*WHAT THE EXERCISE ASKS*. Each line below is to be written out in full, exactly as shown.

[Data about app and page elements]
_ _ _ _ _ _ _

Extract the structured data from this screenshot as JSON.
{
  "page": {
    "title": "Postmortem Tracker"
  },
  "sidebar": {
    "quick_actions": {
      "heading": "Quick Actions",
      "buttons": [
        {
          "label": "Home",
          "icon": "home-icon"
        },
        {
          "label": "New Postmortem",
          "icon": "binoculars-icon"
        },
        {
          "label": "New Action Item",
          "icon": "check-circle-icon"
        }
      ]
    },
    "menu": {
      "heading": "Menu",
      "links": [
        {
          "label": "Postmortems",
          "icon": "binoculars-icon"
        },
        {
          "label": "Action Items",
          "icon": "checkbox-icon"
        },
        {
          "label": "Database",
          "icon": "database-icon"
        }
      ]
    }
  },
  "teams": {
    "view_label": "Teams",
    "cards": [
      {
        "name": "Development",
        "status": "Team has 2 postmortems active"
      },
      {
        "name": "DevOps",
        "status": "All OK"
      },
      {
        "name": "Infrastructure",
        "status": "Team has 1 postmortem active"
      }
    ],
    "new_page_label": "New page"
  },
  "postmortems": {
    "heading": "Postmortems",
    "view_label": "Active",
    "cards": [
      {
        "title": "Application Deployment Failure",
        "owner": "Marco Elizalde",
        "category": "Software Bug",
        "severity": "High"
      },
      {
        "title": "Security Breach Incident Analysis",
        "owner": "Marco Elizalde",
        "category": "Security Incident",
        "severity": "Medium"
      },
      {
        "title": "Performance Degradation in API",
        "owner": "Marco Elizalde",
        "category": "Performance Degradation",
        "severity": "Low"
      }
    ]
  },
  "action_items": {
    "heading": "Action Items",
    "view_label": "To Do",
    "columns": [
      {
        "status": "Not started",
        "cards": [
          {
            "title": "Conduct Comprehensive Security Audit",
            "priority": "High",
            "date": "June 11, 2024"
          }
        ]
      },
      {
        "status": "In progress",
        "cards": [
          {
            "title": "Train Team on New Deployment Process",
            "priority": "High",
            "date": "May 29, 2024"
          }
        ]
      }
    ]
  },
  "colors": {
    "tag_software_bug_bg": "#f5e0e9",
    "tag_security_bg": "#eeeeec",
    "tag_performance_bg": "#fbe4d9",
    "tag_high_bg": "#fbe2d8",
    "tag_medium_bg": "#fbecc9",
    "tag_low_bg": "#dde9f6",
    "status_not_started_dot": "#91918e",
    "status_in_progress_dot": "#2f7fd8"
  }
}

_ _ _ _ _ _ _

*RESPONSE AREA*.
Extract the structured data from this screenshot as JSON.
{
  "page": {
    "title": "Postmortem Tracker"
  },
  "sidebar": {
    "quick_actions": {
      "heading": "Quick Actions",
      "buttons": [
        {
          "label": "Home",
          "icon": "home-icon"
        },
        {
          "label": "New Postmortem",
          "icon": "binoculars-icon"
        },
        {
          "label": "New Action Item",
          "icon": "check-circle-icon"
        }
      ]
    },
    "menu": {
      "heading": "Menu",
      "links": [
        {
          "label": "Postmortems",
          "icon": "binoculars-icon"
        },
        {
          "label": "Action Items",
          "icon": "checkbox-icon"
        },
        {
          "label": "Database",
          "icon": "database-icon"
        }
      ]
    }
  },
  "teams": {
    "view_label": "Teams",
    "cards": [
      {
        "name": "Development",
        "status": "Team has 2 postmortems active"
      },
      {
        "name": "DevOps",
        "status": "All OK"
      },
      {
        "name": "Infrastructure",
        "status": "Team has 1 postmortem active"
      }
    ],
    "new_page_label": "New page"
  },
  "postmortems": {
    "heading": "Postmortems",
    "view_label": "Active",
    "cards": [
      {
        "title": "Application Deployment Failure",
        "owner": "Marco Elizalde",
        "category": "Software Bug",
        "severity": "High"
      },
      {
        "title": "Security Breach Incident Analysis",
        "owner": "Marco Elizalde",
        "category": "Security Incident",
        "severity": "Medium"
      },
      {
        "title": "Performance Degradation in API",
        "owner": "Marco Elizalde",
        "category": "Performance Degradation",
        "severity": "Low"
      }
    ]
  },
  "action_items": {
    "heading": "Action Items",
    "view_label": "To Do",
    "columns": [
      {
        "status": "Not started",
        "cards": [
          {
            "title": "Conduct Comprehensive Security Audit",
            "priority": "High",
            "date": "June 11, 2024"
          }
        ]
      },
      {
        "status": "In progress",
        "cards": [
          {
            "title": "Train Team on New Deployment Process",
            "priority": "High",
            "date": "May 29, 2024"
          }
        ]
      }
    ]
  },
  "colors": {
    "tag_software_bug_bg": "#f5e0e9",
    "tag_security_bg": "#eeeeec",
    "tag_performance_bg": "#fbe4d9",
    "tag_high_bg": "#fbe2d8",
    "tag_medium_bg": "#fbecc9",
    "tag_low_bg": "#dde9f6",
    "status_not_started_dot": "#91918e",
    "status_in_progress_dot": "#2f7fd8"
  }
}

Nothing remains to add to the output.